31.2

In most cases it is these additional stressors, when combined with a parent's learning disability, that are most likely to lead to concerns about the care their child/ren may receive. If a parent with learning difficulties appears to have difficulty meeting their child/ren's needs, a referral should be made to LA children's social care, who have a responsibility to assess the child's needs and offer supportive and protective services as appropriate.

31.3

Where a parent has enduring and / or severe learning disabilities, children in the household are more likely to suffer significant harm through emotional abuse, and / or neglect, but also through physical and / or sexual abuse. See Responding to Concerns of Abuse and Neglect Procedure

Significant harm is defined in Responding to Concerns of Abuse and Neglect Procedure, Concept of significant harm as a situation where a child is suffering, or is likely to suffer, a degree of physical, sexual and / or emotional harm (through abuse or neglect) which is so harmful that there needs to be compulsory intervention by child protection agencies into the life of the child and their family.

31.4

The following factors may contribute to a child having suffered, or being more likley to suffer, significant harm:

  • Children of parents with learning disabilities are at increased risk from inherited learning disability and more vulnerable to psychiatric disorders and behavioural problems, including alcohol / substance misuse and self- harming behaviour;
  • Children having caring responsibilities inappropriate to their years placed upon them, including looking after siblings (see Young Carers Procedure);
  • Neglect leading to impaired growth and development, physical ill health or problems in terms of being out of parental control;
  • Mothers with learning disabilities may be targets for men who wish to gain access to children for the purpose of sexually abusing them.

31.5 

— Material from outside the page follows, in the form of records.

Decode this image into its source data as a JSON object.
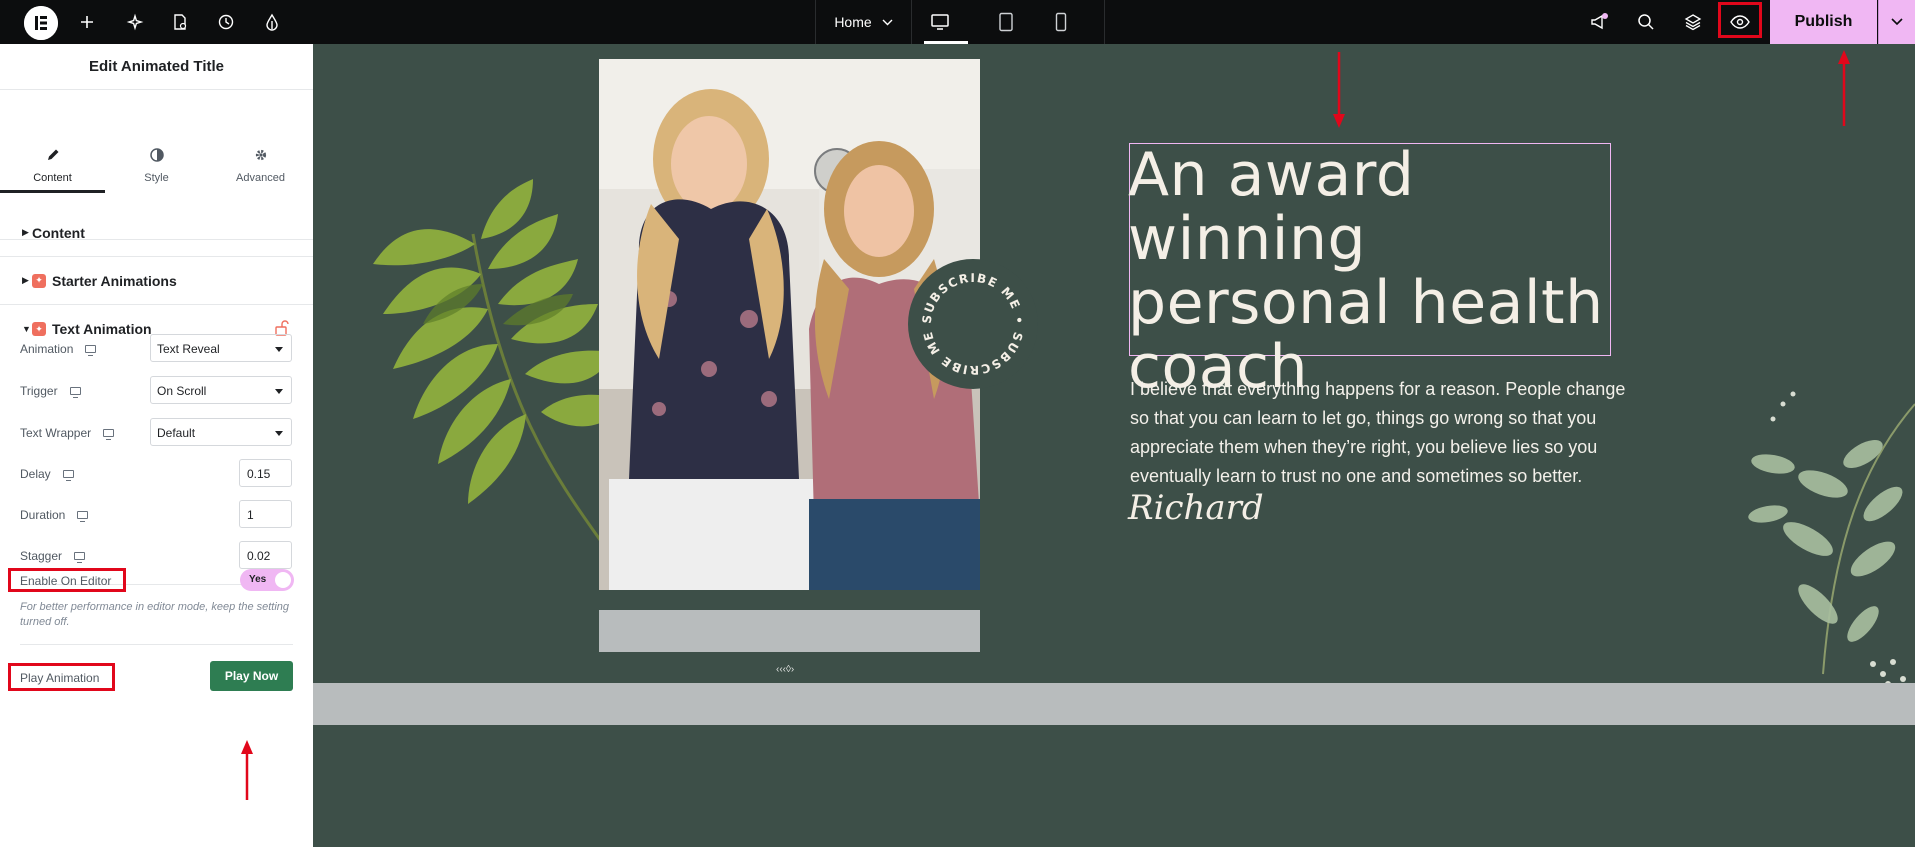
{
  "topbar": {
    "page_name": "Home",
    "publish_label": "Publish"
  },
  "sidebar": {
    "title": "Edit Animated Title",
    "tabs": [
      {
        "label": "Content",
        "icon": "pencil-icon"
      },
      {
        "label": "Style",
        "icon": "contrast-icon"
      },
      {
        "label": "Advanced",
        "icon": "gear-icon"
      }
    ],
    "sections": {
      "content": "Content",
      "starter": "Starter Animations",
      "text_animation": "Text Animation"
    },
    "fields": {
      "animation": {
        "label": "Animation",
        "value": "Text Reveal"
      },
      "trigger": {
        "label": "Trigger",
        "value": "On Scroll"
      },
      "wrapper": {
        "label": "Text Wrapper",
        "value": "Default"
      },
      "delay": {
        "label": "Delay",
        "value": "0.15"
      },
      "duration": {
        "label": "Duration",
        "value": "1"
      },
      "stagger": {
        "label": "Stagger",
        "value": "0.02"
      }
    },
    "enable_on_editor": {
      "label": "Enable On Editor",
      "toggle": "Yes",
      "hint": "For better performance in editor mode, keep the setting turned off."
    },
    "play_animation": {
      "label": "Play Animation",
      "button": "Play Now"
    }
  },
  "canvas": {
    "badge_text": "SUBSCRIBE ME • SUBSCRIBE ME •",
    "headline": "An award winning personal health coach",
    "bio": "I believe that everything happens for a reason. People change so that you can learn to let go, things go wrong so that you appreciate them when they’re right, you believe lies so you eventually learn to trust no one and sometimes so better.",
    "signature": "Richard"
  },
  "colors": {
    "topbar_bg": "#0c0d0e",
    "publish_bg": "#f0b7f3",
    "canvas_bg": "#3d4f48",
    "play_button": "#2e7d52",
    "annotation_red": "#e1071b"
  }
}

LA children's social care, vulnerable adult's services and other agency services must undertake a multi-disciplinary assessment using the Assessment Framework (see Referral and Assessment Procedure and Appendix 4: Triangle chart for the Assessment of Children in Need and their Families for a summary and diagram of the Assessment Framework), including specialist learning disability and other assessments, to determine whether or not parents with learning disabilities require support to enable them to care for their children. Such assessment will also assist in considering whether the level of learning disability is such that it may impair the health or development of the child for an adult with learning disabilities to be the primary carer.

31.6

All agencies must recognise that their primary duty is to ensure the promotion of the child's welfare, including their protection from any risk of harm.

31.7

Local Safeguarding Children Boards are responsible for taking full account of the challenges and complexities of work in this area by ensuring inter-disciplinary / agency protocols are in place for the co-ordination of assessment and support, and for close collaboration between all local children's and adult's services.

31.8

LA vulnerable adult's services should ensure eligibility criteria for service provision is such that parents with learning disabilities who need help in order to be able to care for their children can benefit from support provided under the NHS and Community Care Act 1990.

31.9

Group education combined with home-based support increases parenting capacity. Supported parenting should include:

  • Accessible information;
  • Advocacy;
  • Peer support;
  • Multi-agency and multi-disciplinary re/assessments;
  • Long-term home-based and other support.

31.10

For further information see Good practice guidance on working with parents with a learning disability (DH / DfES, 2007), available at www.dh.gov.uk.